Keeping my eyes on the prize....climbing onwards and upwards

Keeping my eyes on the prize….climbing onwards and upwards

So, recently I have decided to stop it. Now I know from bitter experience that when you’re lying awake in the dark busily catastrophizing it can be far from simple to just stop. The secret is not aiming to just quiet and still the anxieties that are pressing in but instead to replace them. By visualizing positive outcomes I leave no space in my head for the niggling anxieties. I busy my mind with lovely stuff, with dreams and fantasies and ideals. With what I want to happen.

And soon enough, I fall asleep with a smile on my face and wake the next morning to face the day refreshed and raring to go, ready to make those dreams a reality.

Try it – you might just surprise yourself with how easy it is and what a big difference it can make to your life! And if you do, please come by and tell me how it worked out for you.



It’s been a while. You could be forgiven for imagining that perhaps I had self-actualized and ascended on to some higher plane in a flurry of new year resolution fever. Sadly this is not the case. I’m still here, with the same old feet of clay.

Having said that, January 2013 has been a good month. A positive start to the year. My one simple resolution has been serving me well. Despite my sneaking suspicion that perhaps my deliberately singular and undeniably vague resolution might just be a clever avoidance tactic on my part, it has in fact worked very well.

Despite making no specific resolutions regarding the old faithfuls of exercise, diet and alcohol consumption, I have been behaving impeccably in all of these arenas. Well, I say impeccably. What I mean is pretty good. Certainly better than usual. Which is good enough for me.

Exercise-wise I have been rock climbing regularly, at least 3 times a week and, best of all, thoroughly enjoying it. My head has been in a good place, in terms of both putting effort in training and enjoying the actual climbing – not letting my head get in the way, being scared or psyching myself out. Result.

I’ve also started running regularly, 2 to 3 times a week. Not particularly far but far enough and hilly enough to feel it. I’ve buddied up with a friend of mine who lives near by and who until recently was more of an acquaintance than a friend, if I’m honest. It’s nice to spend some time and develop a closer bond. Friendships are always a good thing. As is fitness. My energy levels certainly feel the benefit, as does my mood. I am now more keenly aware than ever of how grumpy and ‘stuck’ I feel if I don’t at least get some exercise every day.

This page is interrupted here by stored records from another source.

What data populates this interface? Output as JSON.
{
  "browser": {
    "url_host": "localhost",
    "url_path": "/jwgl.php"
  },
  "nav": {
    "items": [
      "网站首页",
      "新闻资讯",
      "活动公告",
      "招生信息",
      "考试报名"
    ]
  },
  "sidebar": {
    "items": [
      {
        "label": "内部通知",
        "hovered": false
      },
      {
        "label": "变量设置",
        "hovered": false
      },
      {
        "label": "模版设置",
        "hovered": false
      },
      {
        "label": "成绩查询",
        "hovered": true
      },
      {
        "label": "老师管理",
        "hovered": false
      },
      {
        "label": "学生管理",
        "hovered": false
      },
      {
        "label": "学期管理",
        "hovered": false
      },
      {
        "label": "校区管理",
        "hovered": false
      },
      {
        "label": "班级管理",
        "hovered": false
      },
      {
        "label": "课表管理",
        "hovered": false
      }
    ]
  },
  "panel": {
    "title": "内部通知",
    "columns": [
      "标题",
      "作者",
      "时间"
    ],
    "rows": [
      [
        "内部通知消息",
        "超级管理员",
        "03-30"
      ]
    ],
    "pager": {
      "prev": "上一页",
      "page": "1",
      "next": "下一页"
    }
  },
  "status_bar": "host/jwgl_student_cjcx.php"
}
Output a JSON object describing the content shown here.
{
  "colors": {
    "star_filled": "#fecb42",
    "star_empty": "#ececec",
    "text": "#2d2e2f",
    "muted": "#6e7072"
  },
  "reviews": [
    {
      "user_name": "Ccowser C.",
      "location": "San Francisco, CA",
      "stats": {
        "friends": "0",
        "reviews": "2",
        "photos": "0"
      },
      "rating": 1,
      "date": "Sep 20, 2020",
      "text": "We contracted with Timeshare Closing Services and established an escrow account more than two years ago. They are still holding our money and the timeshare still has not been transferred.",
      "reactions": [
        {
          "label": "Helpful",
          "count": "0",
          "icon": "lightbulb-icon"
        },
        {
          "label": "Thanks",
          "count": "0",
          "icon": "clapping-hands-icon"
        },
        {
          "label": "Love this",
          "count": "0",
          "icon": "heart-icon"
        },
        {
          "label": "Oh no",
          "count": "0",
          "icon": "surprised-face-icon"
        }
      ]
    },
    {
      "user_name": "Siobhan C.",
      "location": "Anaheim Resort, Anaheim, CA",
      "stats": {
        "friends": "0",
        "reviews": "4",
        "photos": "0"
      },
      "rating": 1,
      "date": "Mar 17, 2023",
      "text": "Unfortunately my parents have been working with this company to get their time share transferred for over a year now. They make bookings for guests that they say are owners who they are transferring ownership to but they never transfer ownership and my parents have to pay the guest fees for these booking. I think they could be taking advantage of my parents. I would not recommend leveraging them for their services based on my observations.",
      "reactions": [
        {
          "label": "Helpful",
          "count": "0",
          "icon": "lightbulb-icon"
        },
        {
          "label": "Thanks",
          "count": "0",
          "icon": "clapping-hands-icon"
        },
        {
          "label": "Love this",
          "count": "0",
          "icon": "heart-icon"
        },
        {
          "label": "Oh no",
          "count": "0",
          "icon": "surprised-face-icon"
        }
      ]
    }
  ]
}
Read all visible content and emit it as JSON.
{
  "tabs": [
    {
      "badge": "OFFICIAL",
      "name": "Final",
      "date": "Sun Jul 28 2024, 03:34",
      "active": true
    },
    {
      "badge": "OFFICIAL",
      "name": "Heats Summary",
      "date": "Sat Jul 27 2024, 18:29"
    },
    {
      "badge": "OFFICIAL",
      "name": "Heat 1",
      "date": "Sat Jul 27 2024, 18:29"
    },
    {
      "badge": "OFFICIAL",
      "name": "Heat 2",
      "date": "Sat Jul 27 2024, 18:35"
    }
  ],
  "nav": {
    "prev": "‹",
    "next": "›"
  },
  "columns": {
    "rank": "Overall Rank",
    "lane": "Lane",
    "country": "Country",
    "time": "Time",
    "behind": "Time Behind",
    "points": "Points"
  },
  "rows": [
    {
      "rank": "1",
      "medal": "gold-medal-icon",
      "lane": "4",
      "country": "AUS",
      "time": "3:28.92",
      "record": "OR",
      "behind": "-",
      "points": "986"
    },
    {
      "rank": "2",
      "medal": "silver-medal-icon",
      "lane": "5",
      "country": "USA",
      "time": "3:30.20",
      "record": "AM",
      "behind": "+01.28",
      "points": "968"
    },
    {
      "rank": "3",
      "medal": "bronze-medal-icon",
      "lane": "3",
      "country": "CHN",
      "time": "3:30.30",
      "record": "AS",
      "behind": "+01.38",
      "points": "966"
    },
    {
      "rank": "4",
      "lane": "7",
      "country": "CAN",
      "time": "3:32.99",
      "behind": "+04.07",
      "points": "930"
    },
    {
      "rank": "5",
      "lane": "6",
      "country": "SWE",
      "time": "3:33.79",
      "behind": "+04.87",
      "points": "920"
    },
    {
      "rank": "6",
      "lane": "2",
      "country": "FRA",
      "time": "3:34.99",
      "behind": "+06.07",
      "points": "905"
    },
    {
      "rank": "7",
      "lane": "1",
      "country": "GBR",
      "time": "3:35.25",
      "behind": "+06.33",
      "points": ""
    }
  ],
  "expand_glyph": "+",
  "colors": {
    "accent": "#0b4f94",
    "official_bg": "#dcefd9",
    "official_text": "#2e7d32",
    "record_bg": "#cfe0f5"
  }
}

Diet-wise there has not been much change. I have a fairly healthy diet anyway – mostly home-cooked meals at regular times, with lots of fruit and vegetables and a good fluid intake. I toyed with the idea of intermittent fasting (the latest thing in dieting) – it appeals because of the health benefits attributed rather than weight loss per se. But in the end I decided against it as I really don’t need to lose any weight and, given that, I believe it could be psychologically unhealthy to embark on a diet and to start to potentially obsess over food.

Funnily enough, I have actually gained a kilo or two since New Year’s, which is unusual for me. I am normally very constant in my weight. This is going to sound like self-delusion but I am actually pretty convinced that it’s through muscle gain. I have been training more than ever and focusing on power in climbing and very much on my core. I even thought for a fleeting moment that I might have caught sight of the very beginnings of a six-pack but then it disappeared into the mists like a deer startled in the woods.

While I made no plans to give up alcohol in January, my consumption of it has definitely decreased. Training and being more active is a great incentive to drink less. Exercising with the dregs of last night’s alcohol in your system is never going to get you the best results. Equally hooking up with friends to train in the evening leaves less time for boozing.

So, yes. All good. Still room for improvement, obviously, but wouldn’t life be boring if it were otherwise?